Before we lost the house, the land,
the antiques and Oriental rugs,
my mother asked that bamboo
be planted, as though a recreation
of the jungle where her father
caught malaria during the war
and had to be sent back to recover.
Her family had lobster dinners every night,
with French fries and lemon meringue pie,
to build his strength, help him re-join
the celebrity generals he served,
requisitioning ice cream for
Chinese guerillas, to thank them
for their crusade against fascism.
For these heroics—a cultivated silence, logistical
finesse, growing troops in segments while absorbing
the mistakes of others, turning them to his advantage—
he was promoted to subsequent wars, the battle
against red tape and finally, retirement. Us kids didn’t appreciate
him, he raged from his last hospital bed; he should
be put on a pedestal, though how could we have
lifted him, weak as we were, stiff as he was.
Like bamboo uprooted from its natural habitat.
The apogee of the plant ushers in a great death:
the fruit that grows only once in its lifetime attracts
rodents, who enforce famine by consuming all stores
of grain within a large radius. Not unlike the demise
of a patriarch who holds the family together,
even as he fiercely protects the secret
to surviving the weedy labyrinth.
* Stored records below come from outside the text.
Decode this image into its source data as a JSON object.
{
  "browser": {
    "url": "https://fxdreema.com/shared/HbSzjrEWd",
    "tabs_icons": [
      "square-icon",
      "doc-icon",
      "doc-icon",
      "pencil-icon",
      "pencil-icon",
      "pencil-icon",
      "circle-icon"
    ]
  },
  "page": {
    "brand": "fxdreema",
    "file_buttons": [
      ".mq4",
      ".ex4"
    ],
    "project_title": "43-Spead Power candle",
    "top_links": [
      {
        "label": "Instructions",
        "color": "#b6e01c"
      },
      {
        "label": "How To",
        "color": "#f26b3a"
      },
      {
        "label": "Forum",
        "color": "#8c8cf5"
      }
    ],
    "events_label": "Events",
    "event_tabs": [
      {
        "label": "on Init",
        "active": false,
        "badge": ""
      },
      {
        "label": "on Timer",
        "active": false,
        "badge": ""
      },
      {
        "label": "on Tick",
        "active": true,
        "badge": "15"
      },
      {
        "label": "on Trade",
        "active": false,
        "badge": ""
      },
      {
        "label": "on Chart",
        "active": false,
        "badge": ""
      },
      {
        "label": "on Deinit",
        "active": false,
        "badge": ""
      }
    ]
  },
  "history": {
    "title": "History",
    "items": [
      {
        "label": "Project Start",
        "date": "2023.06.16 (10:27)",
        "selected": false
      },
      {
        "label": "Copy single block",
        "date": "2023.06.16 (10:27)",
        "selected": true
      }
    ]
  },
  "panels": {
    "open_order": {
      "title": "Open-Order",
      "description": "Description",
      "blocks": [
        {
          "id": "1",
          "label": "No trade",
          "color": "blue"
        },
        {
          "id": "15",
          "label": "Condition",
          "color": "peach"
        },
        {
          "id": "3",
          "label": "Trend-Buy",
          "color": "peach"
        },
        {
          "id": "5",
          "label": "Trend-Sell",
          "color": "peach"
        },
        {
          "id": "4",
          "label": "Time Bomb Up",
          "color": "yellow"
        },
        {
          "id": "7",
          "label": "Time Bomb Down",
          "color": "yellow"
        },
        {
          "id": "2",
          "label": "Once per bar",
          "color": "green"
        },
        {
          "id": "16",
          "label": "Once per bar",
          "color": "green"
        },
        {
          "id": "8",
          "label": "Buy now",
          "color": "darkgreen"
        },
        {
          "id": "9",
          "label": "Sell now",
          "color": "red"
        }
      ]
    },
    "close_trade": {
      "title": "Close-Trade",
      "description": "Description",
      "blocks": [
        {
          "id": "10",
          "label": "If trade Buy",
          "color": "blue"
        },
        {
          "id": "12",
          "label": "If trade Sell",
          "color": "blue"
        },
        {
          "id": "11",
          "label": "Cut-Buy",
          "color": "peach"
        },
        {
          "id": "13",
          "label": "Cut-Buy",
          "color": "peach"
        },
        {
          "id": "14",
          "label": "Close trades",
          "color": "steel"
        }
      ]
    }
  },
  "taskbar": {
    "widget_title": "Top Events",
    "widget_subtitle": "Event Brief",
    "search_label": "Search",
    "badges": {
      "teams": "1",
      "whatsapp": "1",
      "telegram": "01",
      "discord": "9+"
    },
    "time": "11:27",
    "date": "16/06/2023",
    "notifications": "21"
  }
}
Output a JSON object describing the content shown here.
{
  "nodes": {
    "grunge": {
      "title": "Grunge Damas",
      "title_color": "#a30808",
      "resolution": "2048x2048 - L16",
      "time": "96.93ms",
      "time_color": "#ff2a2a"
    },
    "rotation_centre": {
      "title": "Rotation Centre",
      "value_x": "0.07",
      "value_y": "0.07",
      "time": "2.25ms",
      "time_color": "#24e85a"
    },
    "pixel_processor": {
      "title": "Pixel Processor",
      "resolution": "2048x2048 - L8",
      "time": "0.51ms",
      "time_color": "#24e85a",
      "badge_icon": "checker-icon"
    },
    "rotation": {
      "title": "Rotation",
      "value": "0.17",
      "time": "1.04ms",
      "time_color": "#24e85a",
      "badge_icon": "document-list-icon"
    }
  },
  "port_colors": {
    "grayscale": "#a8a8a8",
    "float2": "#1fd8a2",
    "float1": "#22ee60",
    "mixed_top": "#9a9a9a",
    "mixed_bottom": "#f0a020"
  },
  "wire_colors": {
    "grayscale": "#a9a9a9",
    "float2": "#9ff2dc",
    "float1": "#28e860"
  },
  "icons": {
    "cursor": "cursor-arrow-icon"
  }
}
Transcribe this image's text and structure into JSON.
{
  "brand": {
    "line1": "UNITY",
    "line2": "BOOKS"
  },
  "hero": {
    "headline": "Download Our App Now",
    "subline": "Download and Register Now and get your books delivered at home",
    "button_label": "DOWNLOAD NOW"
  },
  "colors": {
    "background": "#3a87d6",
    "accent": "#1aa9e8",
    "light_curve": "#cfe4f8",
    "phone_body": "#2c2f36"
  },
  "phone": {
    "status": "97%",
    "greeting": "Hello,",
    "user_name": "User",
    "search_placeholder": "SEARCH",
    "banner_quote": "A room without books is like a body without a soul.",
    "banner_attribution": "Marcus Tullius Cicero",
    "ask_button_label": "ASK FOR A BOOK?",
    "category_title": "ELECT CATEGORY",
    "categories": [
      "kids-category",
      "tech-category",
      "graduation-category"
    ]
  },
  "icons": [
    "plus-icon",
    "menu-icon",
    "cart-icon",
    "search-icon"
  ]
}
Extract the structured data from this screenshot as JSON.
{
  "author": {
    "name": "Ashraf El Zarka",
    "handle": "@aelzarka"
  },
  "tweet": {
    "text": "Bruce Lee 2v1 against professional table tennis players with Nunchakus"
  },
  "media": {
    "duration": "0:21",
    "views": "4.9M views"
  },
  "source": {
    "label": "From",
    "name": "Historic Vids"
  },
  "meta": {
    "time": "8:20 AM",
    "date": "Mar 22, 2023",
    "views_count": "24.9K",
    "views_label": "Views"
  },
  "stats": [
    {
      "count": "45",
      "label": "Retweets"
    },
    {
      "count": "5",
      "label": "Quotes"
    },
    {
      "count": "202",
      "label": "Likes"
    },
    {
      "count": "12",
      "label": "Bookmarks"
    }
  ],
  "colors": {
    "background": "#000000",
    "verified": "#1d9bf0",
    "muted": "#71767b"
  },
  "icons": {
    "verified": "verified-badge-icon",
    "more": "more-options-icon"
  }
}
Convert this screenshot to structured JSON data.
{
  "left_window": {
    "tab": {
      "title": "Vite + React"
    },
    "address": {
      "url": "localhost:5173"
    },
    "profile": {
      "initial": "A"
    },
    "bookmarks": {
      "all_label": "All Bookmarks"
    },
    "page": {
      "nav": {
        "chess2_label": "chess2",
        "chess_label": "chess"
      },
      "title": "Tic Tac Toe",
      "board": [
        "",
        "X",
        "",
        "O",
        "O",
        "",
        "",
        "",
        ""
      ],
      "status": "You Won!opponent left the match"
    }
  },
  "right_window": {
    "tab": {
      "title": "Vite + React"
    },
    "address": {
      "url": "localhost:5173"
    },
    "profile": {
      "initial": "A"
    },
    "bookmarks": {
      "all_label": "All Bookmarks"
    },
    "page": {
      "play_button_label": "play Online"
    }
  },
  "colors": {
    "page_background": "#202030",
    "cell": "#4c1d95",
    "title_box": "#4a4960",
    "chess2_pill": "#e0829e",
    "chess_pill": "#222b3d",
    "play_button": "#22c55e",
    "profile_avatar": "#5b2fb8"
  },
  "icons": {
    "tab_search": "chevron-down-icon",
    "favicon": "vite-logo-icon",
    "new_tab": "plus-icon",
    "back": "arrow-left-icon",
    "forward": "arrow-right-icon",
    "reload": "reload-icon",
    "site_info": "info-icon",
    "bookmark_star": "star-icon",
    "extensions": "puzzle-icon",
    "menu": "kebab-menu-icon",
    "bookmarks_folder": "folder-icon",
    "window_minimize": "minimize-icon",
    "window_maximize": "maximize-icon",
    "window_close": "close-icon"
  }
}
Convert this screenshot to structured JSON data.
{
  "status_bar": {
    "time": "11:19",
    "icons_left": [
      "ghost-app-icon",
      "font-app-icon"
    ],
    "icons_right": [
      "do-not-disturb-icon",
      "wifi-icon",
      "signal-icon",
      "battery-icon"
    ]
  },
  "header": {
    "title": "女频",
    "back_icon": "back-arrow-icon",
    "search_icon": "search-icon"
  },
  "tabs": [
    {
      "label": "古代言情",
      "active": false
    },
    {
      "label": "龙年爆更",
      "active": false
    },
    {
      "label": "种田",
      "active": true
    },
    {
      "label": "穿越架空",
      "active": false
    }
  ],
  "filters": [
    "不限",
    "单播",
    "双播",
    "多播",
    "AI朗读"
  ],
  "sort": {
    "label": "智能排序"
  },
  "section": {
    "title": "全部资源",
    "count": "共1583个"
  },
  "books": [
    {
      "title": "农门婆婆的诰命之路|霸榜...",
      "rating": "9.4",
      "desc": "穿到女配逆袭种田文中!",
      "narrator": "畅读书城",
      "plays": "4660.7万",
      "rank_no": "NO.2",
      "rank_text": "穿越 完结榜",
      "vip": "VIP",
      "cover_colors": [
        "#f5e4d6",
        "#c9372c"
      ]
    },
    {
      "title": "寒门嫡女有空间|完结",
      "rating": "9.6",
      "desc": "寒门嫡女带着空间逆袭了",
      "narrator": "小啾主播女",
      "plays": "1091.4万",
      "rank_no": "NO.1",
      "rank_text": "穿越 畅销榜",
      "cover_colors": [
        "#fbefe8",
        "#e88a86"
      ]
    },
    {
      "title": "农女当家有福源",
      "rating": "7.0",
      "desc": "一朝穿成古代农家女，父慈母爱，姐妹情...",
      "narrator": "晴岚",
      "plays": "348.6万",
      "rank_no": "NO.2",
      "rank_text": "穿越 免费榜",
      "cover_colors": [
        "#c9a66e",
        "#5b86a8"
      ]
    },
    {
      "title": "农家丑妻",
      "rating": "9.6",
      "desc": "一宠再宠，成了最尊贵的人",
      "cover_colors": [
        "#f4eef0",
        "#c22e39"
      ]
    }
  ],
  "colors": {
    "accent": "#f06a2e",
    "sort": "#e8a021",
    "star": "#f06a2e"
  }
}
Jane Rosenberg LaForge lives in New York. She is the author of three full-length collections of poetry; four chapbooks; a memoir; and two novels. Her most recent book of poetry is “Medusa’s Daughter” (Animal Heart Press 2021). Her 2018 novel, “The Hawkman: A Fairy Tale of the Great War” (Amberjack Publishing), was a finalist in two categories in the Eric Hoffer awards. More work is forthcoming in Pirene’s Fountain, Evening Street Review, and Blue Unicorn.